Stored records
:::::

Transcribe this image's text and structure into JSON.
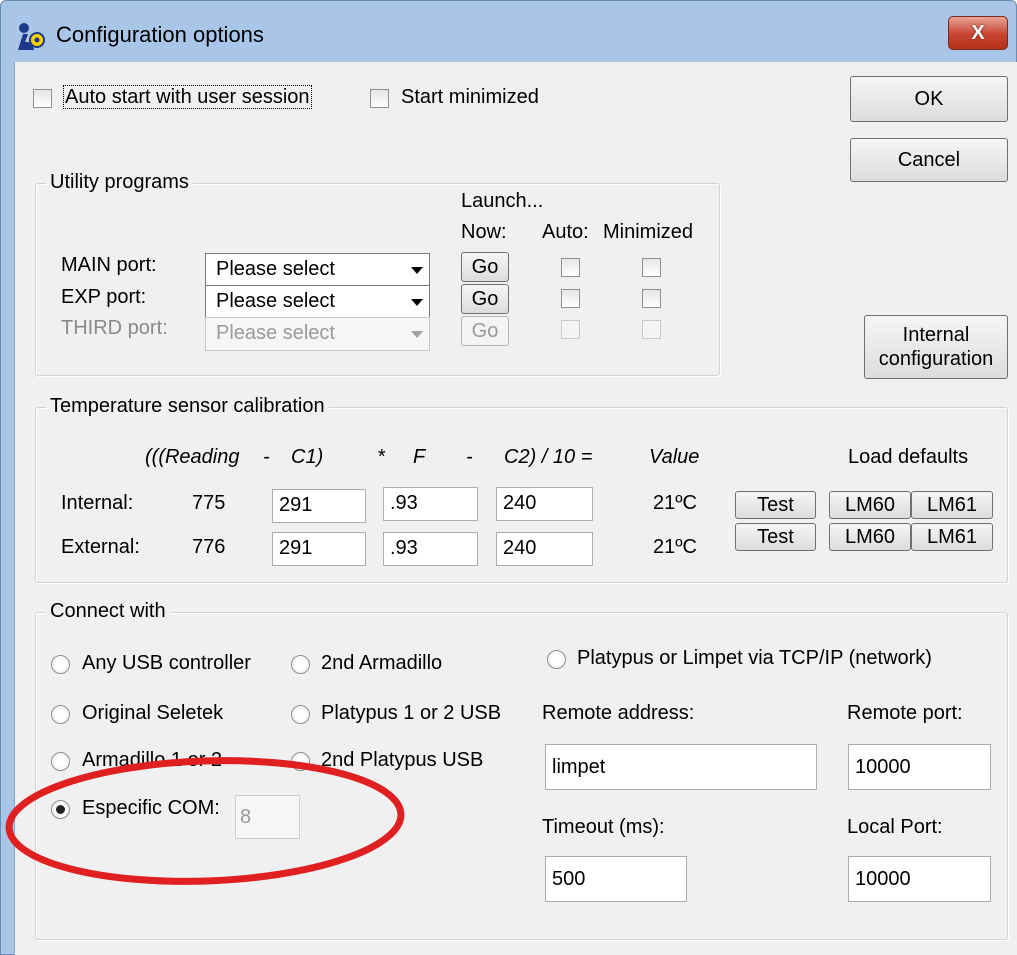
{
  "window": {
    "title": "Configuration options",
    "close_label": "X"
  },
  "colors": {
    "accent_red": "#e02020",
    "titlebar": "#a9c6e8"
  },
  "top": {
    "auto_start_label": "Auto start with user session",
    "start_minimized_label": "Start minimized",
    "ok_label": "OK",
    "cancel_label": "Cancel",
    "internal_config_label_line1": "Internal",
    "internal_config_label_line2": "configuration"
  },
  "utility": {
    "legend": "Utility programs",
    "launch_header": "Launch...",
    "now_header": "Now:",
    "auto_header": "Auto:",
    "minimized_header": "Minimized",
    "go_label": "Go",
    "ports": [
      {
        "label": "MAIN port:",
        "value": "Please select"
      },
      {
        "label": "EXP port:",
        "value": "Please select"
      },
      {
        "label": "THIRD port:",
        "value": "Please select"
      }
    ]
  },
  "temperature": {
    "legend": "Temperature sensor calibration",
    "formula": {
      "t1": "(((Reading",
      "t2": "-",
      "t3": "C1)",
      "t4": "*",
      "t5": "F",
      "t6": "-",
      "t7": "C2) / 10 =",
      "t8": "Value"
    },
    "load_defaults": "Load defaults",
    "test_label": "Test",
    "lm60_label": "LM60",
    "lm61_label": "LM61",
    "rows": [
      {
        "label": "Internal:",
        "reading": "775",
        "c1": "291",
        "f": ".93",
        "c2": "240",
        "value": "21ºC"
      },
      {
        "label": "External:",
        "reading": "776",
        "c1": "291",
        "f": ".93",
        "c2": "240",
        "value": "21ºC"
      }
    ]
  },
  "connect": {
    "legend": "Connect with",
    "any_usb": "Any USB controller",
    "second_armadillo": "2nd Armadillo",
    "platypus_tcp": "Platypus or Limpet via TCP/IP (network)",
    "original_seletek": "Original Seletek",
    "platypus_1_2_usb": "Platypus 1 or 2 USB",
    "armadillo_1_2": "Armadillo 1 or 2",
    "second_platypus_usb": "2nd Platypus USB",
    "especific_com": "Especific COM:",
    "com_value": "8",
    "remote_address_label": "Remote address:",
    "remote_address_value": "limpet",
    "remote_port_label": "Remote port:",
    "remote_port_value": "10000",
    "timeout_label": "Timeout (ms):",
    "timeout_value": "500",
    "local_port_label": "Local Port:",
    "local_port_value": "10000"
  }
}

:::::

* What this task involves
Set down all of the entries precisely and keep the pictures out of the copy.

* Task answer
Transcribe this image's text and structure into JSON.
{
  "window": {
    "title": "Configuration options",
    "close_label": "X"
  },
  "colors": {
    "accent_red": "#e02020",
    "titlebar": "#a9c6e8"
  },
  "top": {
    "auto_start_label": "Auto start with user session",
    "start_minimized_label": "Start minimized",
    "ok_label": "OK",
    "cancel_label": "Cancel",
    "internal_config_label_line1": "Internal",
    "internal_config_label_line2": "configuration"
  },
  "utility": {
    "legend": "Utility programs",
    "launch_header": "Launch...",
    "now_header": "Now:",
    "auto_header": "Auto:",
    "minimized_header": "Minimized",
    "go_label": "Go",
    "ports": [
      {
        "label": "MAIN port:",
        "value": "Please select"
      },
      {
        "label": "EXP port:",
        "value": "Please select"
      },
      {
        "label": "THIRD port:",
        "value": "Please select"
      }
    ]
  },
  "temperature": {
    "legend": "Temperature sensor calibration",
    "formula": {
      "t1": "(((Reading",
      "t2": "-",
      "t3": "C1)",
      "t4": "*",
      "t5": "F",
      "t6": "-",
      "t7": "C2) / 10 =",
      "t8": "Value"
    },
    "load_defaults": "Load defaults",
    "test_label": "Test",
    "lm60_label": "LM60",
    "lm61_label": "LM61",
    "rows": [
      {
        "label": "Internal:",
        "reading": "775",
        "c1": "291",
        "f": ".93",
        "c2": "240",
        "value": "21ºC"
      },
      {
        "label": "External:",
        "reading": "776",
        "c1": "291",
        "f": ".93",
        "c2": "240",
        "value": "21ºC"
      }
    ]
  },
  "connect": {
    "legend": "Connect with",
    "any_usb": "Any USB controller",
    "second_armadillo": "2nd Armadillo",
    "platypus_tcp": "Platypus or Limpet via TCP/IP (network)",
    "original_seletek": "Original Seletek",
    "platypus_1_2_usb": "Platypus 1 or 2 USB",
    "armadillo_1_2": "Armadillo 1 or 2",
    "second_platypus_usb": "2nd Platypus USB",
    "especific_com": "Especific COM:",
    "com_value": "8",
    "remote_address_label": "Remote address:",
    "remote_address_value": "limpet",
    "remote_port_label": "Remote port:",
    "remote_port_value": "10000",
    "timeout_label": "Timeout (ms):",
    "timeout_value": "500",
    "local_port_label": "Local Port:",
    "local_port_value": "10000"
  }
}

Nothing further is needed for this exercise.